in a speech to the Ghanaian Parliament in Accra, Ghana, on July 11, 2009
A reader's comment to the blog post A Riot of Global Norms:
You raise an extremely relevant question. An interesting example is the European Union, where the consensus-building process may appear painstakingly slow, but once a norm has been adopted by all countries, it applies to 450 Million citizens across the 27 EU countries. In fact, more often than not, EU norms even serve as a reference for other geographical zones. Could this apply to norms in the area of governance? I do not know, but what is clear is that over the years this process has created a specific culture. As much as everyone may grumble against the "Eurocracy", we all follow the rules because we know participating is the best chance we have to get our voice heard.
Robert de Quelen
A reader's comment to the blog post The Culture of Media Development on Both Sides of the Atlantic:
It has been very interesting to read the various Blogs regarding the development of media in conflict and post-conflict situations. Here at the Centre for Communication and Social Change at The University of Queensland, Australia we have been actively involved in a range of initiatives which seek to support the use of media and communication processes in development.
Part of my job is to give advice to teams working on different projects and initiatives in the broad areas of governance and accountability regarding what I like to think of as people-related challenges. And one of the commonest threads running through the initiatives I look at is the challenge of transplanting global norms. Think for a minute about the norms around good governance, around work on anti-corruption. In almost every case, initiatives involve a set of global norms that experts want developing countries to adopt.

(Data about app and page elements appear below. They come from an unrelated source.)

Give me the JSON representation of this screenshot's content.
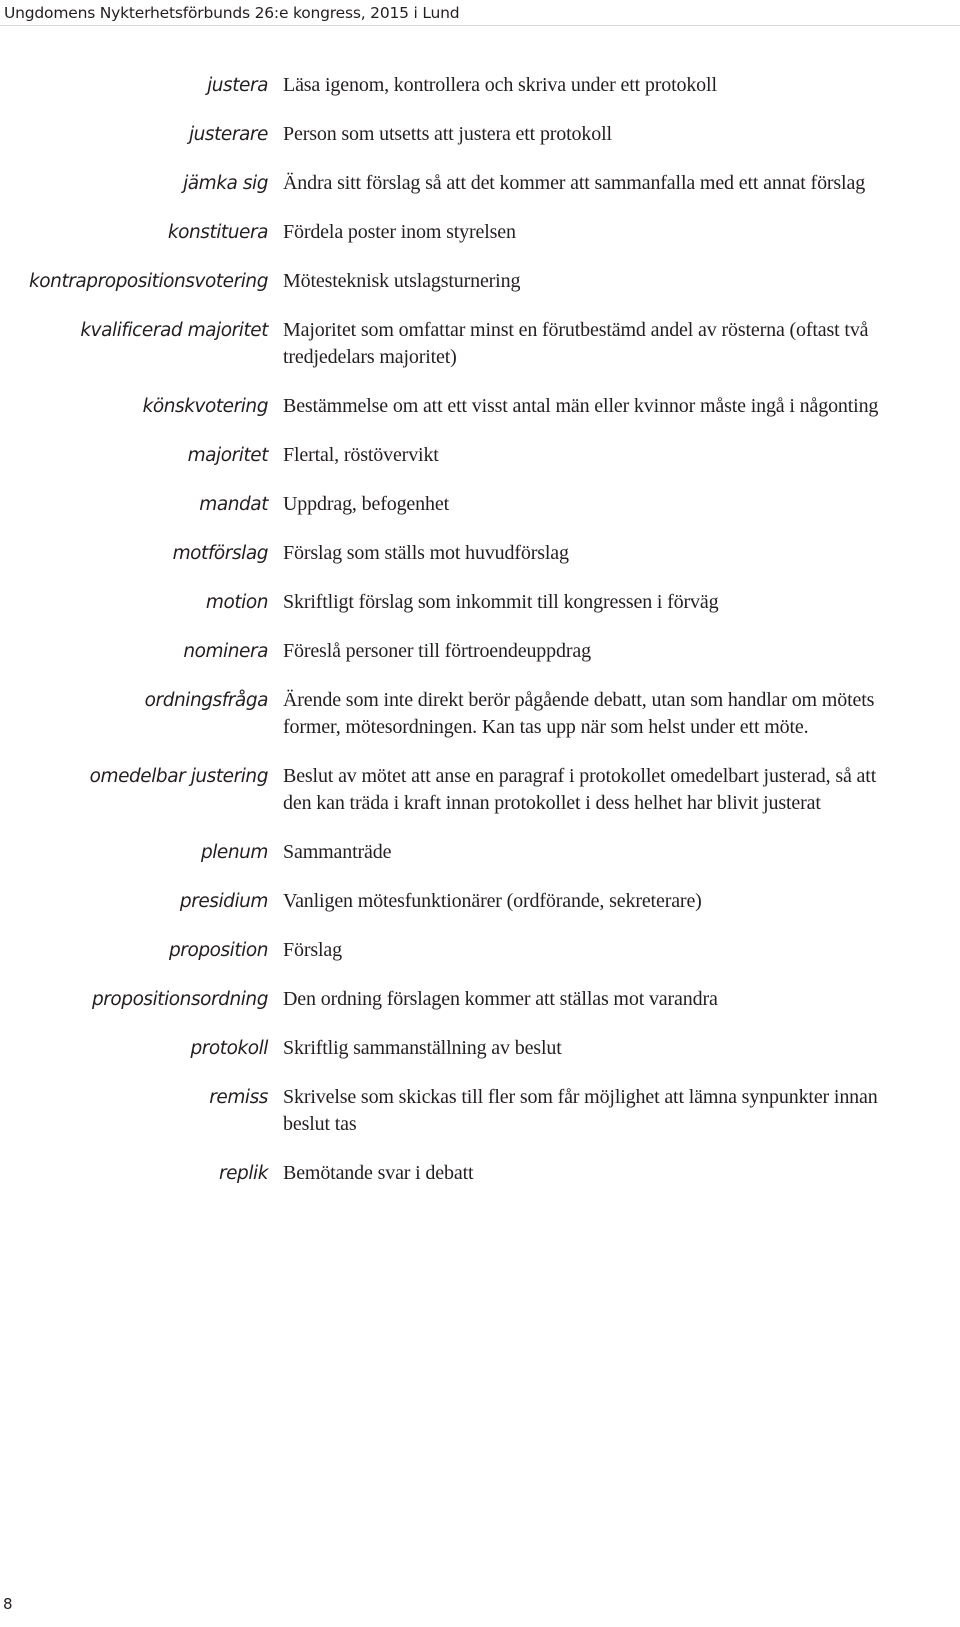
{
  "header": {
    "running_title": "Ungdomens Nykterhetsförbunds 26:e kongress, 2015 i Lund"
  },
  "footer": {
    "page_number": "8"
  },
  "glossary": {
    "entries": [
      {
        "term": "justera",
        "definition": "Läsa igenom, kontrollera och skriva under ett protokoll"
      },
      {
        "term": "justerare",
        "definition": "Person som utsetts att justera ett protokoll"
      },
      {
        "term": "jämka sig",
        "definition": "Ändra sitt förslag så att det kommer att sammanfalla med ett annat förslag"
      },
      {
        "term": "konstituera",
        "definition": "Fördela poster inom styrelsen"
      },
      {
        "term": "kontrapropositionsvotering",
        "definition": "Mötesteknisk utslagsturnering"
      },
      {
        "term": "kvalificerad majoritet",
        "definition": "Majoritet som omfattar minst en förutbestämd andel av rösterna (oftast två tredjedelars majoritet)"
      },
      {
        "term": "könskvotering",
        "definition": "Bestämmelse om att ett visst antal män eller kvinnor måste ingå i någonting"
      },
      {
        "term": "majoritet",
        "definition": "Flertal, röstövervikt"
      },
      {
        "term": "mandat",
        "definition": "Uppdrag, befogenhet"
      },
      {
        "term": "motförslag",
        "definition": "Förslag som ställs mot huvudförslag"
      },
      {
        "term": "motion",
        "definition": "Skriftligt förslag som inkommit till kongressen i förväg"
      },
      {
        "term": "nominera",
        "definition": "Föreslå personer till förtroendeuppdrag"
      },
      {
        "term": "ordningsfråga",
        "definition": "Ärende som inte direkt berör pågående debatt, utan som handlar om mötets former, mötesordningen. Kan tas upp när som helst under ett möte."
      },
      {
        "term": "omedelbar justering",
        "definition": "Beslut av mötet att anse en paragraf i protokollet omedelbart justerad, så att den kan träda i kraft innan protokollet i dess helhet har blivit justerat"
      },
      {
        "term": "plenum",
        "definition": "Sammanträde"
      },
      {
        "term": "presidium",
        "definition": "Vanligen mötesfunktionärer (ordförande, sekreterare)"
      },
      {
        "term": "proposition",
        "definition": "Förslag"
      },
      {
        "term": "propositionsordning",
        "definition": "Den ordning förslagen kommer att ställas mot varandra"
      },
      {
        "term": "protokoll",
        "definition": "Skriftlig sammanställning av beslut"
      },
      {
        "term": "remiss",
        "definition": "Skrivelse som skickas till fler som får möjlighet att lämna synpunkter innan beslut tas"
      },
      {
        "term": "replik",
        "definition": "Bemötande svar i debatt"
      }
    ]
  }
}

Our work on a media development toolkit for governance advisors in donor agencies has reached another stage - last week we took our consultations to London to talk to a wide range of media development experts from Europe. This completes the major part of expert discussions that we conducted to develop a toolkit on how to increase the effectiveness of media development projects.
"The four major collective concepts commonly invoked in public opinion research - the general public, the electorate, the attentive public, and the elite or active public - correspond roughly to a continuum from mass to public. ... each of these four collectives - whether formally considered a public or not - can play a significant role in the formation of public opinion. It is in this sense that the search for the public is likely to be in vain. ... It is in the interaction among these groups – as they form and change over time – that answers are likely to be found concerning the collective formation and impact of public opinion."
in Public Opinion (1992)
The outbreaks of political turbulence around the world have prompted me to re-visit Edmund Burke's masterpiece, Reflections on the Revolution in France ( 1790). In the work, Burke attacks the French Revolution. I remember that when I had to write a term paper about the work in a class on the History of Political Thought in graduate school, I fully expected to hate the Reflections and to debunk it. But it amazed me, and impressed me. First, its eloquence is overpowering. Even now as I leaf through my old copy, the grandeur of the language still moves the spirit. Second, you cannot but be impressed by the prophetic power of Burke's analysis of the French Revolution. For he wrote the Reflections in the early days of the Revolution, yet he was able to correctly predict its path - the deepening violence, the collapse into dictatorship. Now, as a school-boy fan of the French Revolution that got my attention.